item Araya, Berhe - Kansas State University
item Kisekka, Isaya - Kansas State University
item Vara Prasad, P.v.v - Kansas State University
item Gowda, Prasanna

Submitted to: Journal of Irrigation and Drainage Engineering
Publication Type: Peer Reviewed Journal
Publication Acceptance Date: 4/17/2017
Publication Date: 7/25/2017
Citation: Araya, B.A., Kisekka, I., Vara Prasad, P., Gowda, P. 2017. Evaluating optimum limited irrigation management strategies for corn production in the ogallala aquifer region. Journal of Irrigation and Drainage Engineering. doi:10.1061/(ASCE)IR.1943-4774.0001228.
DOI: https://doi.org/10.1061/(ASCE)IR.1943-4774.0001228

Interpretive Summary: Summer growing season precipitation in western Kansas is variable and erratic. The major summer crops such as corn and sorghum need supplemental irrigation to meet full crop water demand. However, groundwater levels in the underlying Ogallala aquifer declined drastically due to water withdrawals exceeding recharge rates. Deficit/limited irrigation has been proven to optimize yield, biomass, and water productivity if implemented appropriately. In this study, efforts were made to (1) determine optimum irrigation water allocation for corn with different planting dates and (2) evaluate the impact of spreading versus concentrating water based on corn yield and crop water productivity in western Kansas. At 70% of field capacity, it is concluded that corn requires on average 450 mm net irrigation to attain optimal yields (with highest water productivity) in a dry climate regardless of the planting date. Considering a limited well capacity of 68.1 m3/h, planting 50% of 46.8 ha produced the highest yield with the highest crop water productivity on both sandy clay loam and silt loam soils. For comprehensive decision making, further analysis of the different land-water allocation combinations with economic analysis of net income is recommended.

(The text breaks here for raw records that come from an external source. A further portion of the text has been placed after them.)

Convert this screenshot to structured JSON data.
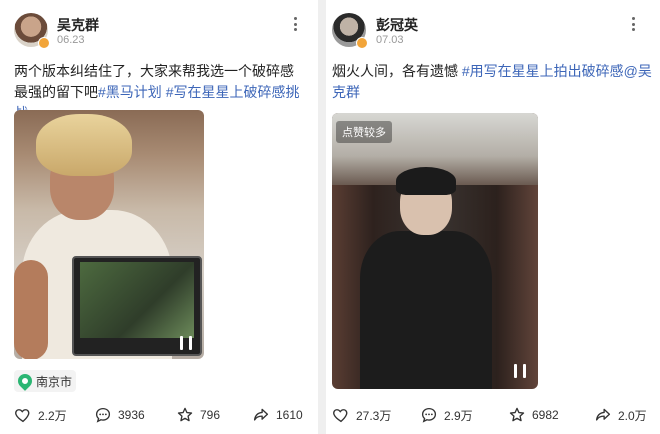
{
  "posts": [
    {
      "author": "吴克群",
      "date": "06.23",
      "text": "两个版本纠结住了，大家来帮我选一个破碎感最强的留下吧",
      "tags": [
        "#黑马计划",
        "#写在星星上破碎感挑战"
      ],
      "location": "南京市",
      "stats": {
        "likes": "2.2万",
        "comments": "3936",
        "favorites": "796",
        "shares": "1610"
      }
    },
    {
      "author": "彭冠英",
      "date": "07.03",
      "text": "烟火人间，各有遗憾",
      "tags": [
        "#用写在星星上拍出破碎感@"
      ],
      "mention": "吴克群",
      "media_badge": "点赞较多",
      "stats": {
        "likes": "27.3万",
        "comments": "2.9万",
        "favorites": "6982",
        "shares": "2.0万"
      }
    }
  ],
  "colors": {
    "tag": "#3d66b8",
    "verified": "#f2a53a",
    "location_pin": "#2bb673"
  }
}
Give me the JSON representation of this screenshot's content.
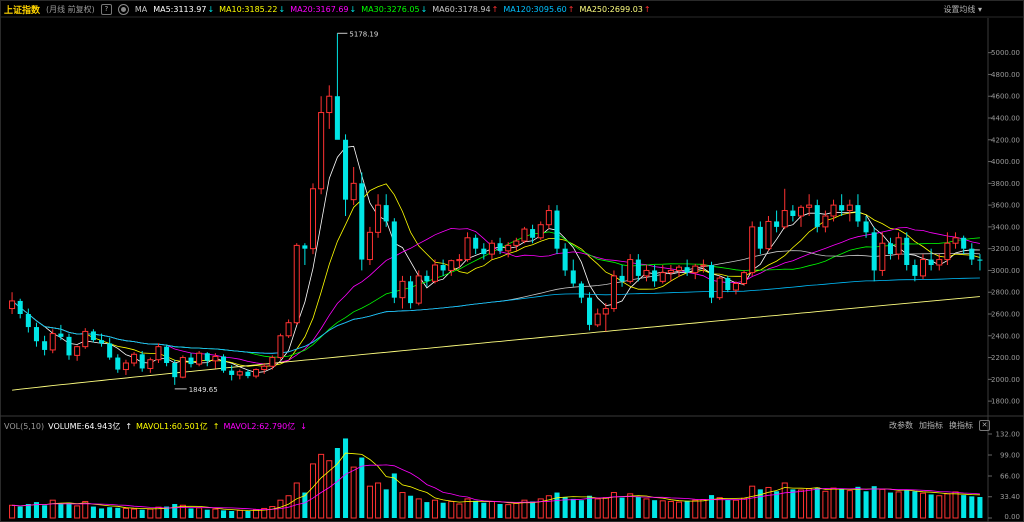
{
  "header": {
    "title": "上证指数",
    "subtitle": "(月线 前复权)",
    "help_icon": "question-icon",
    "settings_icon": "gear-icon",
    "ma_label": "MA",
    "ma": [
      {
        "label": "MA5:3113.97",
        "color": "#ffffff",
        "arrow": "↓"
      },
      {
        "label": "MA10:3185.22",
        "color": "#ffff00",
        "arrow": "↓"
      },
      {
        "label": "MA20:3167.69",
        "color": "#ff00ff",
        "arrow": "↓"
      },
      {
        "label": "MA30:3276.05",
        "color": "#00ff00",
        "arrow": "↓"
      },
      {
        "label": "MA60:3178.94",
        "color": "#c8c8c8",
        "arrow": "↑"
      },
      {
        "label": "MA120:3095.60",
        "color": "#00c0ff",
        "arrow": "↑"
      },
      {
        "label": "MA250:2699.03",
        "color": "#ffff80",
        "arrow": "↑"
      }
    ],
    "settings_label": "设置均线"
  },
  "price_axis": [
    "5000.00",
    "4800.00",
    "4600.00",
    "4400.00",
    "4200.00",
    "4000.00",
    "3800.00",
    "3600.00",
    "3400.00",
    "3200.00",
    "3000.00",
    "2800.00",
    "2600.00",
    "2400.00",
    "2200.00",
    "2000.00",
    "1800.00"
  ],
  "annotations": {
    "high": "5178.19",
    "low": "1849.65"
  },
  "volume": {
    "label": "VOL(5,10)",
    "vol": "VOLUME:64.943亿",
    "mavol1": "MAVOL1:60.501亿",
    "mavol2": "MAVOL2:62.790亿",
    "tools": [
      "改参数",
      "加指标",
      "换指标"
    ],
    "axis": [
      "132.00",
      "99.00",
      "66.00",
      "33.40",
      "0.00"
    ],
    "close_icon": "close-icon"
  },
  "colors": {
    "up": "#ff3232",
    "down": "#00e6e6",
    "bg": "#000000"
  },
  "chart_data": {
    "type": "candlestick",
    "title": "上证指数",
    "ylim": [
      1700,
      5300
    ],
    "candles": [
      [
        2650,
        2800,
        2600,
        2720,
        20
      ],
      [
        2720,
        2740,
        2560,
        2600,
        18
      ],
      [
        2600,
        2650,
        2430,
        2480,
        22
      ],
      [
        2480,
        2520,
        2300,
        2350,
        25
      ],
      [
        2350,
        2400,
        2220,
        2270,
        20
      ],
      [
        2270,
        2460,
        2240,
        2420,
        28
      ],
      [
        2420,
        2500,
        2360,
        2390,
        22
      ],
      [
        2390,
        2420,
        2180,
        2220,
        24
      ],
      [
        2220,
        2310,
        2170,
        2300,
        19
      ],
      [
        2300,
        2470,
        2280,
        2440,
        26
      ],
      [
        2440,
        2460,
        2340,
        2360,
        18
      ],
      [
        2360,
        2420,
        2300,
        2330,
        15
      ],
      [
        2330,
        2380,
        2180,
        2200,
        17
      ],
      [
        2200,
        2230,
        2060,
        2090,
        16
      ],
      [
        2090,
        2180,
        2040,
        2150,
        15
      ],
      [
        2150,
        2250,
        2120,
        2230,
        14
      ],
      [
        2230,
        2260,
        2070,
        2100,
        13
      ],
      [
        2100,
        2200,
        2060,
        2180,
        14
      ],
      [
        2180,
        2330,
        2150,
        2300,
        17
      ],
      [
        2300,
        2320,
        2120,
        2150,
        18
      ],
      [
        2150,
        2180,
        1949,
        2020,
        22
      ],
      [
        2020,
        2220,
        2010,
        2200,
        20
      ],
      [
        2200,
        2240,
        2110,
        2140,
        15
      ],
      [
        2140,
        2260,
        2120,
        2240,
        16
      ],
      [
        2240,
        2250,
        2120,
        2170,
        13
      ],
      [
        2170,
        2240,
        2100,
        2210,
        14
      ],
      [
        2210,
        2230,
        2060,
        2080,
        12
      ],
      [
        2080,
        2130,
        1990,
        2040,
        11
      ],
      [
        2040,
        2090,
        2000,
        2070,
        12
      ],
      [
        2070,
        2090,
        2010,
        2030,
        11
      ],
      [
        2030,
        2100,
        2010,
        2090,
        13
      ],
      [
        2090,
        2150,
        2050,
        2120,
        15
      ],
      [
        2120,
        2220,
        2090,
        2200,
        18
      ],
      [
        2200,
        2420,
        2180,
        2400,
        28
      ],
      [
        2400,
        2550,
        2380,
        2520,
        35
      ],
      [
        2520,
        3250,
        2500,
        3230,
        55
      ],
      [
        3230,
        3250,
        3050,
        3200,
        40
      ],
      [
        3200,
        3800,
        3150,
        3750,
        85
      ],
      [
        3750,
        4600,
        3700,
        4450,
        100
      ],
      [
        4450,
        4700,
        4300,
        4600,
        90
      ],
      [
        4600,
        5178,
        4400,
        4200,
        110
      ],
      [
        4200,
        4250,
        3500,
        3650,
        125
      ],
      [
        3650,
        3950,
        3600,
        3800,
        80
      ],
      [
        3800,
        3900,
        3000,
        3100,
        95
      ],
      [
        3100,
        3400,
        3050,
        3350,
        50
      ],
      [
        3350,
        3700,
        3300,
        3600,
        55
      ],
      [
        3600,
        3700,
        3400,
        3450,
        45
      ],
      [
        3450,
        3480,
        2700,
        2750,
        70
      ],
      [
        2750,
        2950,
        2650,
        2900,
        40
      ],
      [
        2900,
        2950,
        2650,
        2700,
        35
      ],
      [
        2700,
        3000,
        2680,
        2950,
        30
      ],
      [
        2950,
        3000,
        2850,
        2900,
        25
      ],
      [
        2900,
        3100,
        2880,
        3050,
        28
      ],
      [
        3050,
        3100,
        2950,
        3000,
        24
      ],
      [
        3000,
        3100,
        2950,
        3090,
        26
      ],
      [
        3090,
        3150,
        3020,
        3100,
        22
      ],
      [
        3100,
        3350,
        3080,
        3300,
        30
      ],
      [
        3300,
        3330,
        3150,
        3200,
        27
      ],
      [
        3200,
        3250,
        3100,
        3150,
        24
      ],
      [
        3150,
        3280,
        3100,
        3250,
        26
      ],
      [
        3250,
        3300,
        3150,
        3180,
        22
      ],
      [
        3180,
        3260,
        3120,
        3230,
        21
      ],
      [
        3230,
        3300,
        3180,
        3270,
        23
      ],
      [
        3270,
        3400,
        3250,
        3380,
        28
      ],
      [
        3380,
        3420,
        3250,
        3300,
        26
      ],
      [
        3300,
        3450,
        3280,
        3420,
        30
      ],
      [
        3420,
        3600,
        3380,
        3550,
        35
      ],
      [
        3550,
        3600,
        3150,
        3200,
        40
      ],
      [
        3200,
        3250,
        2950,
        3000,
        33
      ],
      [
        3000,
        3100,
        2850,
        2880,
        30
      ],
      [
        2880,
        2900,
        2700,
        2750,
        28
      ],
      [
        2750,
        2800,
        2450,
        2500,
        35
      ],
      [
        2500,
        2650,
        2480,
        2600,
        30
      ],
      [
        2600,
        2700,
        2440,
        2650,
        32
      ],
      [
        2650,
        3000,
        2620,
        2950,
        40
      ],
      [
        2950,
        3050,
        2850,
        2900,
        32
      ],
      [
        2900,
        3150,
        2880,
        3100,
        38
      ],
      [
        3100,
        3150,
        2900,
        2950,
        33
      ],
      [
        2950,
        3050,
        2900,
        3000,
        30
      ],
      [
        3000,
        3050,
        2850,
        2900,
        28
      ],
      [
        2900,
        3050,
        2880,
        2980,
        27
      ],
      [
        2980,
        3050,
        2900,
        3000,
        26
      ],
      [
        3000,
        3050,
        2940,
        3030,
        25
      ],
      [
        3030,
        3100,
        2950,
        2980,
        27
      ],
      [
        2980,
        3060,
        2920,
        3040,
        28
      ],
      [
        3040,
        3100,
        2980,
        3050,
        29
      ],
      [
        3050,
        3080,
        2700,
        2750,
        36
      ],
      [
        2750,
        2950,
        2730,
        2930,
        32
      ],
      [
        2930,
        2950,
        2800,
        2820,
        29
      ],
      [
        2820,
        2900,
        2780,
        2880,
        28
      ],
      [
        2880,
        3000,
        2860,
        2980,
        31
      ],
      [
        2980,
        3450,
        2950,
        3400,
        50
      ],
      [
        3400,
        3450,
        3150,
        3200,
        45
      ],
      [
        3200,
        3500,
        3180,
        3450,
        48
      ],
      [
        3450,
        3550,
        3350,
        3400,
        42
      ],
      [
        3400,
        3750,
        3380,
        3550,
        55
      ],
      [
        3550,
        3600,
        3450,
        3500,
        45
      ],
      [
        3500,
        3600,
        3400,
        3580,
        44
      ],
      [
        3580,
        3700,
        3500,
        3600,
        46
      ],
      [
        3600,
        3650,
        3350,
        3400,
        48
      ],
      [
        3400,
        3550,
        3350,
        3500,
        42
      ],
      [
        3500,
        3650,
        3450,
        3600,
        47
      ],
      [
        3600,
        3700,
        3500,
        3550,
        45
      ],
      [
        3550,
        3650,
        3450,
        3600,
        43
      ],
      [
        3600,
        3700,
        3400,
        3450,
        49
      ],
      [
        3450,
        3500,
        3300,
        3350,
        42
      ],
      [
        3350,
        3400,
        2900,
        3000,
        50
      ],
      [
        3000,
        3350,
        2950,
        3250,
        45
      ],
      [
        3250,
        3300,
        3100,
        3150,
        40
      ],
      [
        3150,
        3350,
        3100,
        3300,
        41
      ],
      [
        3300,
        3350,
        3000,
        3050,
        44
      ],
      [
        3050,
        3100,
        2900,
        2950,
        42
      ],
      [
        2950,
        3150,
        2920,
        3100,
        39
      ],
      [
        3100,
        3200,
        3000,
        3050,
        37
      ],
      [
        3050,
        3150,
        3000,
        3100,
        35
      ],
      [
        3100,
        3350,
        3050,
        3250,
        38
      ],
      [
        3250,
        3350,
        3200,
        3300,
        41
      ],
      [
        3300,
        3320,
        3150,
        3200,
        36
      ],
      [
        3200,
        3250,
        3050,
        3100,
        34
      ],
      [
        3100,
        3150,
        3000,
        3090,
        33
      ]
    ],
    "ma_lines": [
      "MA5",
      "MA10",
      "MA20",
      "MA30",
      "MA60",
      "MA120",
      "MA250"
    ]
  }
}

Technical Abstract: Water is the major factor limiting crop production in the Ogallala Aquifer Region of the U.S. Central High Plains. Seasonal precipitation is highly variable, low in amount, and not enough to meet full corn water needs. The Ogallala Aquifer is the major source of irrigation water for commercial agriculture in the region. However, groundwater levels of the aquifer have declined drastically due to water withdrawals for irrigation exceeding mean annual recharge. The purpose of this study was to (1) determine optimum irrigation water allocation and planting dates under various growing season precipitation scenarios for corn using AquaCrop and (2) evaluate the impact of spreading versus concentrating water based on corn yield and crop water productivity in western Kansas. Corn needed on average 450, 300, and 150 mm of irrigation for dry, normal, and wet growing seasons, respectively, assuming initial soil water at planting as 70% of field capacity. There were differences in corn yield among evaluated planting dates. Late planting produced the lowest yield. Yield and biomass were optimum at seasonal evapotranspiration (ET) of 675–703 mm for early, 664–702 mm for normal, and 623–675 mm for late planting, respectively, in sandy clay loam soils. Similarly, ET values for silt loam soils were 679–709 mm, 662–714 mm, and 625–687 mm, respectively. The highest and lowest ET in the range corresponded to wet and dry growing season precipitation scenarios, respectively. Assuming a limited well capacity of 68.1 m3/h, planting 50% of 46.8 ha produced the highest yield and crop water productivity on both sandy clay loam and silt loam soils compared to planting 100% of the area. However, for comprehensive assessments of limited irrigation strategies, further analysis of the different land–water allocation combinations with economic analysis of net income is recommended. The results of this analysis could be useful for other semiarid regions where water for irrigation is limited.